Now such riches are all well and good but you can have too much of a good thing. When it comes to information about which variety of what to grow, when to sow, planting distances between crops etc. there are so many conflicting opinions from the experts that I am sometimes completely bamboozled. I do have a staple though which I return to regularly which is Joy Larkcom's 'Grow Your Own Vegetables'. This is the only book which I have ever considered getting a second copy of, as it has now become so dirty through using it at the allotment, I've come to the conclusion that I need a clean duplicate at home. The only illustrations in the book are black and white line drawings but this is immaterial.

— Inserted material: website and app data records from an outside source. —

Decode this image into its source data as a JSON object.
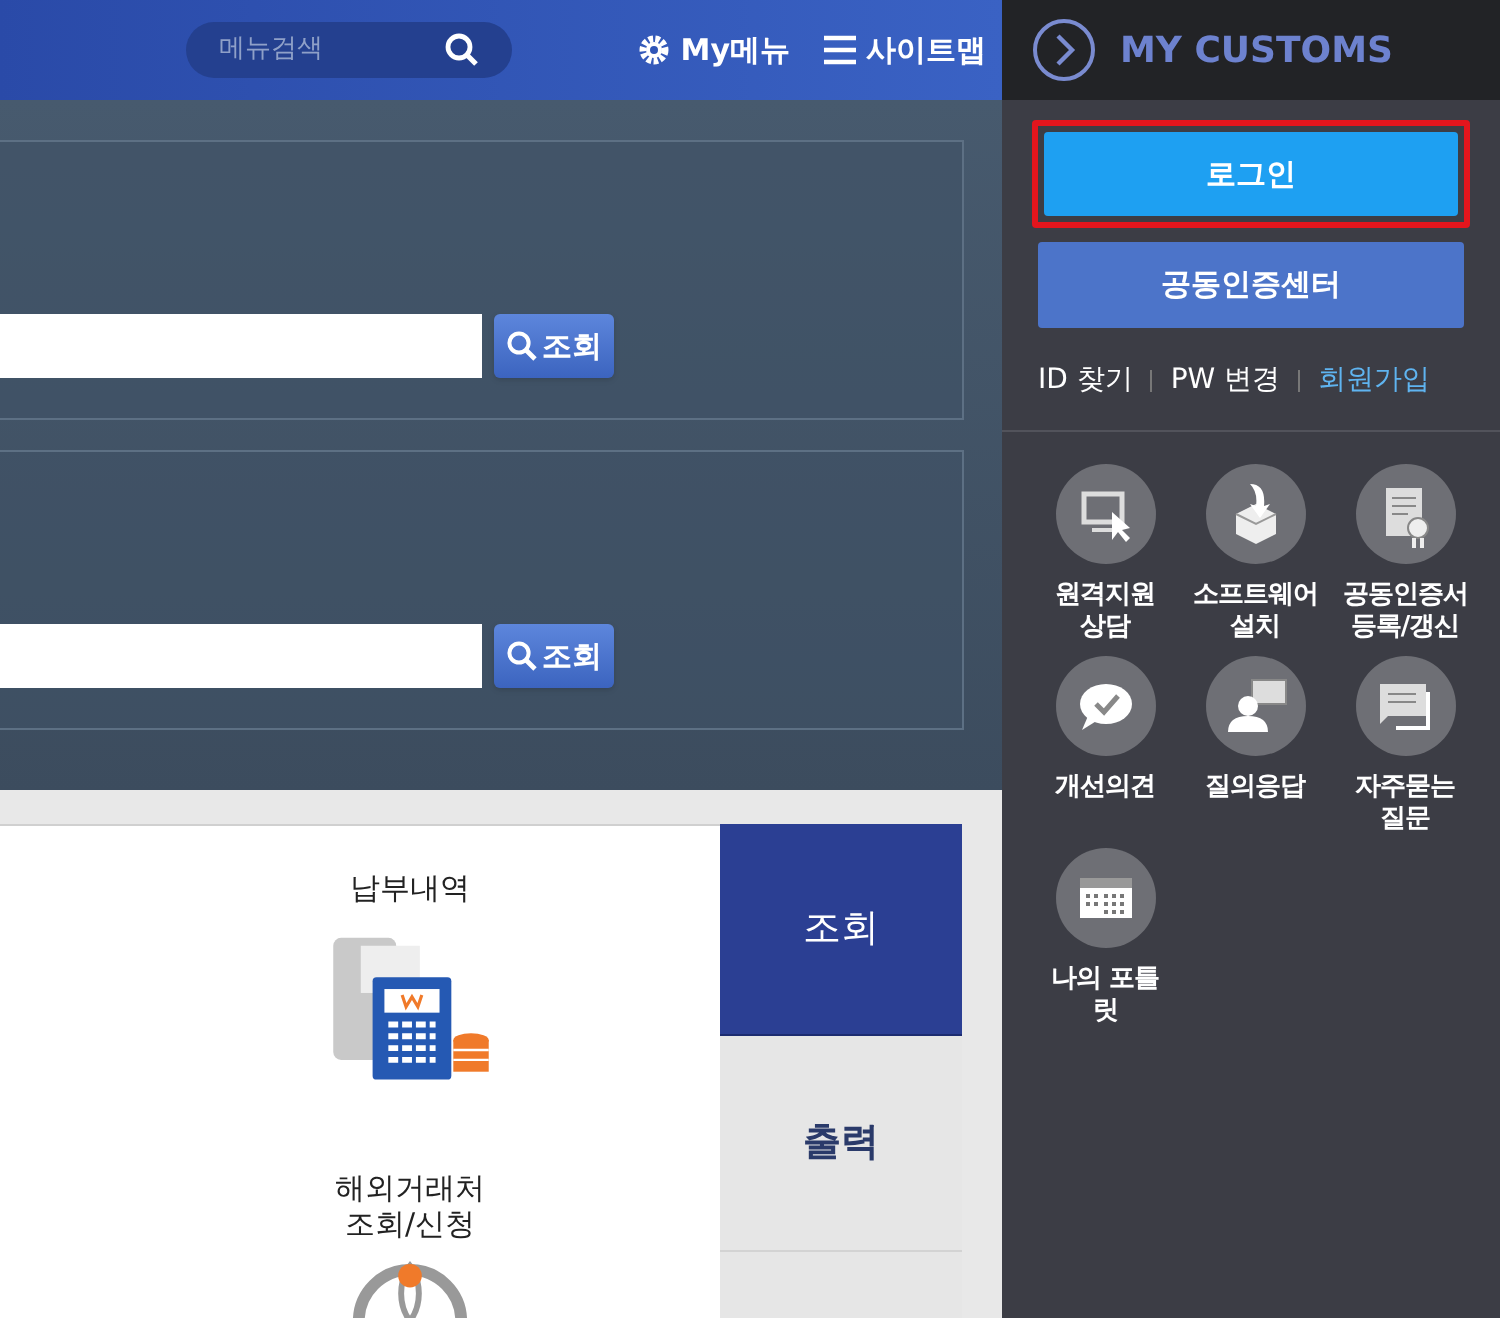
{
  "header": {
    "search": {
      "placeholder": "메뉴검색"
    },
    "links": [
      "My메뉴",
      "사이트맵"
    ]
  },
  "search_panels": [
    {
      "button": "조회"
    },
    {
      "button": "조회"
    }
  ],
  "services": [
    {
      "label": "납부내역"
    },
    {
      "label": "해외거래처\n조회/신청"
    }
  ],
  "tabs": [
    {
      "label": "조회",
      "selected": true
    },
    {
      "label": "출력",
      "selected": false
    }
  ],
  "sidebar": {
    "title": "MY CUSTOMS",
    "login_button": "로그인",
    "login_highlighted": true,
    "cert_button": "공동인증센터",
    "account_links": [
      {
        "label": "ID 찾기",
        "accent": false
      },
      {
        "label": "PW 변경",
        "accent": false
      },
      {
        "label": "회원가입",
        "accent": true
      }
    ],
    "shortcuts": [
      {
        "label": "원격지원\n상담"
      },
      {
        "label": "소프트웨어\n설치"
      },
      {
        "label": "공동인증서\n등록/갱신"
      },
      {
        "label": "개선의견"
      },
      {
        "label": "질의응답"
      },
      {
        "label": "자주묻는\n질문"
      },
      {
        "label": "나의 포틀\n릿"
      }
    ]
  }
}
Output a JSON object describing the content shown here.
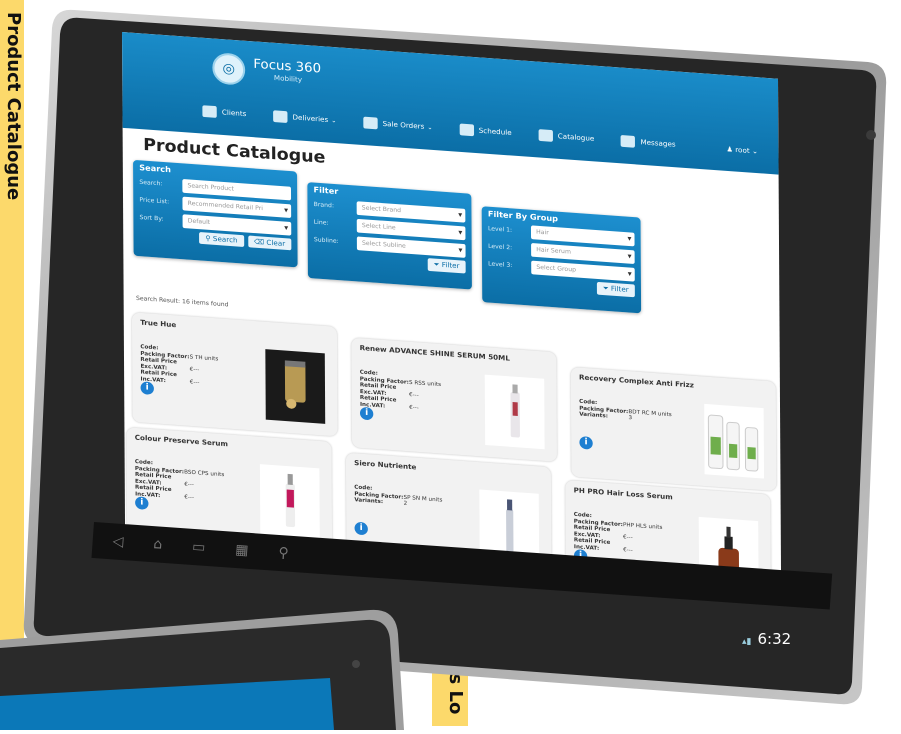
{
  "side_tabs": {
    "left": "Product Catalogue",
    "right": "Sales Lo"
  },
  "app": {
    "logo_name": "Focus 360",
    "logo_sub": "Mobility"
  },
  "nav": [
    {
      "label": "Clients",
      "has_menu": false
    },
    {
      "label": "Deliveries",
      "has_menu": true
    },
    {
      "label": "Sale Orders",
      "has_menu": true
    },
    {
      "label": "Schedule",
      "has_menu": false
    },
    {
      "label": "Catalogue",
      "has_menu": false
    },
    {
      "label": "Messages",
      "has_menu": false
    }
  ],
  "user": {
    "label": "root"
  },
  "page_title": "Product Catalogue",
  "search": {
    "title": "Search",
    "search_label": "Search:",
    "search_placeholder": "Search Product",
    "price_label": "Price List:",
    "price_value": "Recommended Retail Pri",
    "sort_label": "Sort By:",
    "sort_value": "Default",
    "search_button": "Search",
    "clear_button": "Clear"
  },
  "filter": {
    "title": "Filter",
    "brand_label": "Brand:",
    "brand_value": "Select Brand",
    "line_label": "Line:",
    "line_value": "Select Line",
    "subline_label": "Subline:",
    "subline_value": "Select Subline",
    "filter_button": "Filter"
  },
  "group_filter": {
    "title": "Filter By Group",
    "level1_label": "Level 1:",
    "level1_value": "Hair",
    "level2_label": "Level 2:",
    "level2_value": "Hair Serum",
    "level3_label": "Level 3:",
    "level3_value": "Select Group",
    "filter_button": "Filter"
  },
  "result_text": "Search Result: 16 items found",
  "products": [
    {
      "title": "True Hue",
      "labels": [
        "Code:",
        "Packing Factor:",
        "Retail Price Exc.VAT:",
        "Retail Price Inc.VAT:"
      ],
      "values": [
        "",
        "S TH",
        "units",
        "€---",
        "€---"
      ]
    },
    {
      "title": "Renew ADVANCE SHINE SERUM 50ML",
      "labels": [
        "Code:",
        "Packing Factor:",
        "Retail Price Exc.VAT:",
        "Retail Price Inc.VAT:"
      ],
      "values": [
        "",
        "S RSS",
        "units",
        "€---",
        "€---"
      ]
    },
    {
      "title": "Recovery Complex Anti Frizz",
      "labels": [
        "Code:",
        "Packing Factor:",
        "Variants:"
      ],
      "values": [
        "",
        "BDT RC M",
        "units",
        "3"
      ]
    },
    {
      "title": "Colour Preserve Serum",
      "labels": [
        "Code:",
        "Packing Factor:",
        "Retail Price Exc.VAT:",
        "Retail Price Inc.VAT:"
      ],
      "values": [
        "",
        "BSO CPS",
        "units",
        "€---",
        "€---"
      ]
    },
    {
      "title": "Siero Nutriente",
      "labels": [
        "Code:",
        "Packing Factor:",
        "Variants:"
      ],
      "values": [
        "",
        "SP SN M",
        "units",
        "2"
      ]
    },
    {
      "title": "PH PRO Hair Loss Serum",
      "labels": [
        "Code:",
        "Packing Factor:",
        "Retail Price Exc.VAT:",
        "Retail Price Inc.VAT:"
      ],
      "values": [
        "",
        "PHP HLS",
        "units",
        "€---",
        "€---"
      ]
    }
  ],
  "status": {
    "time": "6:32"
  },
  "colors": {
    "brand_blue": "#0b6ea6",
    "tab_yellow": "#fcd96b",
    "bezel": "#2b2b2b"
  }
}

There are nearly 400 pages jam packed with practical advice and information on growing vegetables. If I was ever to have a rush of blood to the head and just keep one book this would be it. I don't think that this is likely to happen though so I will carry on reading and inwardly digesting, comparing cultivation methods and crop preferences, looking at enchanting photos of perfect plots and going round and round in circle of confusion.

This neck of the woods was not graced by any of the white stuff this weekend but instead we had a mixture of sleet and freezing rain so that the garden was decorated with garlands of icicles. Perfect weather for armchair gardening but not so benign for feathered friends despite a well stocked feeding station. I was glad to be inside looking out.

Wednesday, 1 February 2012

A Poem For February

"Winter holds fast,
But a little warmth escapes like sand
Through the closed fingers.
The error is annual and certain,
Letting the pygmy flowers
Make their prompt appearance
Under creaking trees.
They stand with serious faces, green ruffled,
As prim as Tudor portraits.


In the west
The greys and gleam slide in the wind
And only the descended blackbird
Augments the intrepid yellow."

'Aconites' - Freda Downie, 1929 - 1993

That hand clutching the sand is clenched tight at the moment but the aconites will be spinning their gold sunshine again before long.

The illustration is one of Cicely Mary Barker's 'Flower Fairies'.